TASK TO CARRY OUT: Every line of the data below is to be retyped exactly.

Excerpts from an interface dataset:
......
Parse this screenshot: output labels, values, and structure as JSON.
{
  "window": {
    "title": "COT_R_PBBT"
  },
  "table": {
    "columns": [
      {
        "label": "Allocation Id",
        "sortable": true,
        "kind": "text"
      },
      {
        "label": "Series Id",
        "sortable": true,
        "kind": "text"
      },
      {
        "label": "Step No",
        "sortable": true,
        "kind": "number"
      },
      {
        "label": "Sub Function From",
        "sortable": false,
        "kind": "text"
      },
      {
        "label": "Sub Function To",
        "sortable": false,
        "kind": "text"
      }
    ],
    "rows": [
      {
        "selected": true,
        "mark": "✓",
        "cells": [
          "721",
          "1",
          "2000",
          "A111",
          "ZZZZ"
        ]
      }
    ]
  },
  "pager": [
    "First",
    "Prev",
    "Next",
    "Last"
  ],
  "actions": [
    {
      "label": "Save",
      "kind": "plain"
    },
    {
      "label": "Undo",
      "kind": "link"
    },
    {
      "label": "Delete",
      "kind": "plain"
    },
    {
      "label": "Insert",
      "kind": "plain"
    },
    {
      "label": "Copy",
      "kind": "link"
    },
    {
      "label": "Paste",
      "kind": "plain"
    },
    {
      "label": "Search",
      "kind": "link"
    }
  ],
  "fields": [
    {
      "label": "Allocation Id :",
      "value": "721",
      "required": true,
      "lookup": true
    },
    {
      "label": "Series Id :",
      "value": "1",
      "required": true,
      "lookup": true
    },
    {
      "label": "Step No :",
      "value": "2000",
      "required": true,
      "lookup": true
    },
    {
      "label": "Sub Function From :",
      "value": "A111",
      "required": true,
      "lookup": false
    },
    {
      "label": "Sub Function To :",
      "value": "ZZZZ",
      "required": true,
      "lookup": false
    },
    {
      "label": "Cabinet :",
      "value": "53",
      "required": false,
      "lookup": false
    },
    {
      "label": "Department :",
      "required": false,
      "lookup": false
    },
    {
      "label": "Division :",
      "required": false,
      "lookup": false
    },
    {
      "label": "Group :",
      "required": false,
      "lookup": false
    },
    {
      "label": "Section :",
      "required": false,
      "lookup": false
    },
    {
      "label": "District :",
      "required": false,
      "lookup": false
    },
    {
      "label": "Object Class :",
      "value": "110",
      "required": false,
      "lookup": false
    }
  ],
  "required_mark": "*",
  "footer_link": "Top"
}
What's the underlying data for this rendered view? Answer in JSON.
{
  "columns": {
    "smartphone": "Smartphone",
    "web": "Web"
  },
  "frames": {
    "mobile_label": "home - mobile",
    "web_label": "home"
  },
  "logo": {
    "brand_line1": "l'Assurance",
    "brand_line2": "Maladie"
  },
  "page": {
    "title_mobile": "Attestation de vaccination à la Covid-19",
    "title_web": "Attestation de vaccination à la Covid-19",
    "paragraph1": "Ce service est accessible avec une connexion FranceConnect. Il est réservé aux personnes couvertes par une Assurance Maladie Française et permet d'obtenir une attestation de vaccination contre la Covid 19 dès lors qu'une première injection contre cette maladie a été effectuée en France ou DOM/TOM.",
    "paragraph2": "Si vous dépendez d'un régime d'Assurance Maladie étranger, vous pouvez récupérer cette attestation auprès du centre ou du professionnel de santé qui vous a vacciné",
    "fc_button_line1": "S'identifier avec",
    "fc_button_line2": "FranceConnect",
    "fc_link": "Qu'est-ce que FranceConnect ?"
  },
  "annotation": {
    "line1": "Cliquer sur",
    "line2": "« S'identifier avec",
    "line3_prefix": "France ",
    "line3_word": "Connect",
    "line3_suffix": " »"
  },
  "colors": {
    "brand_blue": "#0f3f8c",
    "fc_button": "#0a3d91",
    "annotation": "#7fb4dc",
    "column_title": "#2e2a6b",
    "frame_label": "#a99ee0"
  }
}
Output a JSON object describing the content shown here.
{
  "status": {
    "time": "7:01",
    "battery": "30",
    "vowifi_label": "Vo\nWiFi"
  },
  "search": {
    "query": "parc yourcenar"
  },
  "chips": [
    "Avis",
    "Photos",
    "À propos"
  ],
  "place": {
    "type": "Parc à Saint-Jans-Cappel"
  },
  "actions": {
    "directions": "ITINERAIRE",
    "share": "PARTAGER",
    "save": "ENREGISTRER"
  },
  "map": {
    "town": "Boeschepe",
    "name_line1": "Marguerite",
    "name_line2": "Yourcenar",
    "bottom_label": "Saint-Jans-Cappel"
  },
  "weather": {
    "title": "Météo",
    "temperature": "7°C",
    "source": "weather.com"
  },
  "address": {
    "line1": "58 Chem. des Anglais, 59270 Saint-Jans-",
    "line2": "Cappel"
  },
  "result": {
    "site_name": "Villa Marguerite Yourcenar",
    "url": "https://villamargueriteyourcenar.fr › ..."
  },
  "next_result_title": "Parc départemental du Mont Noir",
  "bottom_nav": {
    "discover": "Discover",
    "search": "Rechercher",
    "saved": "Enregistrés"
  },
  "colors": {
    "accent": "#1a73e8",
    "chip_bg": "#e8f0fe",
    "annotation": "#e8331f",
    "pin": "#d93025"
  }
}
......
WRITTEN ANSWER:
Parse this screenshot: output labels, values, and structure as JSON.
{
  "window": {
    "title": "COT_R_PBBT"
  },
  "table": {
    "columns": [
      {
        "label": "Allocation Id",
        "sortable": true,
        "kind": "text"
      },
      {
        "label": "Series Id",
        "sortable": true,
        "kind": "text"
      },
      {
        "label": "Step No",
        "sortable": true,
        "kind": "number"
      },
      {
        "label": "Sub Function From",
        "sortable": false,
        "kind": "text"
      },
      {
        "label": "Sub Function To",
        "sortable": false,
        "kind": "text"
      }
    ],
    "rows": [
      {
        "selected": true,
        "mark": "✓",
        "cells": [
          "721",
          "1",
          "2000",
          "A111",
          "ZZZZ"
        ]
      }
    ]
  },
  "pager": [
    "First",
    "Prev",
    "Next",
    "Last"
  ],
  "actions": [
    {
      "label": "Save",
      "kind": "plain"
    },
    {
      "label": "Undo",
      "kind": "link"
    },
    {
      "label": "Delete",
      "kind": "plain"
    },
    {
      "label": "Insert",
      "kind": "plain"
    },
    {
      "label": "Copy",
      "kind": "link"
    },
    {
      "label": "Paste",
      "kind": "plain"
    },
    {
      "label": "Search",
      "kind": "link"
    }
  ],
  "fields": [
    {
      "label": "Allocation Id :",
      "value": "721",
      "required": true,
      "lookup": true
    },
    {
      "label": "Series Id :",
      "value": "1",
      "required": true,
      "lookup": true
    },
    {
      "label": "Step No :",
      "value": "2000",
      "required": true,
      "lookup": true
    },
    {
      "label": "Sub Function From :",
      "value": "A111",
      "required": true,
      "lookup": false
    },
    {
      "label": "Sub Function To :",
      "value": "ZZZZ",
      "required": true,
      "lookup": false
    },
    {
      "label": "Cabinet :",
      "value": "53",
      "required": false,
      "lookup": false
    },
    {
      "label": "Department :",
      "required": false,
      "lookup": false
    },
    {
      "label": "Division :",
      "required": false,
      "lookup": false
    },
    {
      "label": "Group :",
      "required": false,
      "lookup": false
    },
    {
      "label": "Section :",
      "required": false,
      "lookup": false
    },
    {
      "label": "District :",
      "required": false,
      "lookup": false
    },
    {
      "label": "Object Class :",
      "value": "110",
      "required": false,
      "lookup": false
    }
  ],
  "required_mark": "*",
  "footer_link": "Top"
}
What's the underlying data for this rendered view? Answer in JSON.
{
  "columns": {
    "smartphone": "Smartphone",
    "web": "Web"
  },
  "frames": {
    "mobile_label": "home - mobile",
    "web_label": "home"
  },
  "logo": {
    "brand_line1": "l'Assurance",
    "brand_line2": "Maladie"
  },
  "page": {
    "title_mobile": "Attestation de vaccination à la Covid-19",
    "title_web": "Attestation de vaccination à la Covid-19",
    "paragraph1": "Ce service est accessible avec une connexion FranceConnect. Il est réservé aux personnes couvertes par une Assurance Maladie Française et permet d'obtenir une attestation de vaccination contre la Covid 19 dès lors qu'une première injection contre cette maladie a été effectuée en France ou DOM/TOM.",
    "paragraph2": "Si vous dépendez d'un régime d'Assurance Maladie étranger, vous pouvez récupérer cette attestation auprès du centre ou du professionnel de santé qui vous a vacciné",
    "fc_button_line1": "S'identifier avec",
    "fc_button_line2": "FranceConnect",
    "fc_link": "Qu'est-ce que FranceConnect ?"
  },
  "annotation": {
    "line1": "Cliquer sur",
    "line2": "« S'identifier avec",
    "line3_prefix": "France ",
    "line3_word": "Connect",
    "line3_suffix": " »"
  },
  "colors": {
    "brand_blue": "#0f3f8c",
    "fc_button": "#0a3d91",
    "annotation": "#7fb4dc",
    "column_title": "#2e2a6b",
    "frame_label": "#a99ee0"
  }
}
Output a JSON object describing the content shown here.
{
  "status": {
    "time": "7:01",
    "battery": "30",
    "vowifi_label": "Vo\nWiFi"
  },
  "search": {
    "query": "parc yourcenar"
  },
  "chips": [
    "Avis",
    "Photos",
    "À propos"
  ],
  "place": {
    "type": "Parc à Saint-Jans-Cappel"
  },
  "actions": {
    "directions": "ITINERAIRE",
    "share": "PARTAGER",
    "save": "ENREGISTRER"
  },
  "map": {
    "town": "Boeschepe",
    "name_line1": "Marguerite",
    "name_line2": "Yourcenar",
    "bottom_label": "Saint-Jans-Cappel"
  },
  "weather": {
    "title": "Météo",
    "temperature": "7°C",
    "source": "weather.com"
  },
  "address": {
    "line1": "58 Chem. des Anglais, 59270 Saint-Jans-",
    "line2": "Cappel"
  },
  "result": {
    "site_name": "Villa Marguerite Yourcenar",
    "url": "https://villamargueriteyourcenar.fr › ..."
  },
  "next_result_title": "Parc départemental du Mont Noir",
  "bottom_nav": {
    "discover": "Discover",
    "search": "Rechercher",
    "saved": "Enregistrés"
  },
  "colors": {
    "accent": "#1a73e8",
    "chip_bg": "#e8f0fe",
    "annotation": "#e8331f",
    "pin": "#d93025"
  }
}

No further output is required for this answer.